Bartolomeo Bezzi, Bosco ceduo (Bosco di betulle), 1886, olio su tela, 71 x 100,5 cm, Rovereto, Mart, Comune di Trento
Through three thematic sections (landscape, childhood, womanhood), the exhibition effects a comparison between the works of Giovanni Segantini – made famous by the popularising and intense effects of photomechanical reproductions – and the works of the Trentino artists who were his contemporaries, such as Andrea Malfatti, Eugenio Prati and Bartolomeo Bezzi.
Landscape, children and the female figure are the themes that gained most attention in the artistic production of the late nineteenth century, to the point of becoming true genres in their own right.
The old division of painting by genres dominated the art system throughout the nineteenth century, from the classrooms of the academies to the exhibition halls.
The same holds true of Segantini’s painting: his youthful work concentrated mainly on still-lifes, which were much in demand from bourgeois patrons, and he then moved on to portraiture and from here to the setting of figures in nature, rendered in masterly details of landscape, in which the naturalism of the forms blends with the symbolism of the impulses and ferments typifying the forces of nature.

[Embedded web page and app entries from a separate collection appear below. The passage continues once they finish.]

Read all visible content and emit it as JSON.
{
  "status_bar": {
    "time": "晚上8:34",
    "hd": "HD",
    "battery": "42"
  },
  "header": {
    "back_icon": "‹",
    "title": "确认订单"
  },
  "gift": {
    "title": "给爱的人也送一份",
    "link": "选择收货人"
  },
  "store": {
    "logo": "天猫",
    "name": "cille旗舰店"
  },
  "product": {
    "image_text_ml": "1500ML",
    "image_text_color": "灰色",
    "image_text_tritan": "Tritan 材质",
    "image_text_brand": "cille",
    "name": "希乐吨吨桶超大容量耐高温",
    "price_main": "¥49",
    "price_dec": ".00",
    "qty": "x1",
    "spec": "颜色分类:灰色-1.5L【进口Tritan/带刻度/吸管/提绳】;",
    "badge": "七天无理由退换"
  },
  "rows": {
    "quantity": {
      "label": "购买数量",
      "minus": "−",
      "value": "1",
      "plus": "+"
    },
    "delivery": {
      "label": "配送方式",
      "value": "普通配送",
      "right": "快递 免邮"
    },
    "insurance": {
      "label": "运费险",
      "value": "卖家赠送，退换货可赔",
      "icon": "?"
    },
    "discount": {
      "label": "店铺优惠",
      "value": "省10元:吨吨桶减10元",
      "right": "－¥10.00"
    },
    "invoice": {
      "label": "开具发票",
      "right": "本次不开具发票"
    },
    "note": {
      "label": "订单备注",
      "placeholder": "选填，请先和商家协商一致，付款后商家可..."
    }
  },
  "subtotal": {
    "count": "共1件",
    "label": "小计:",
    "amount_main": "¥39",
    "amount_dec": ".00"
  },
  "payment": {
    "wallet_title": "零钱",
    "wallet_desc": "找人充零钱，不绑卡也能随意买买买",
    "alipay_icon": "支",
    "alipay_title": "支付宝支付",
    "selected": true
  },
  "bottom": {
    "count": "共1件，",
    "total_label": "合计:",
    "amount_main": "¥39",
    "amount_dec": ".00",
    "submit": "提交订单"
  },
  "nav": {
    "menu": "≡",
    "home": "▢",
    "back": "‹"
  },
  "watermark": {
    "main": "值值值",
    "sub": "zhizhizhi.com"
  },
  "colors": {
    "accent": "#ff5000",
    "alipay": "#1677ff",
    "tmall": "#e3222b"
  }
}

It is in Segantini’s depiction of the female figure, however, both in the form of a Christian Goddess or as Angel of Life, or, indeed, as a nude immersed in nature as in the case of Vanity, that we best see the transition to a new idealist conception of art, which would shape Italian art in the early twentieth century.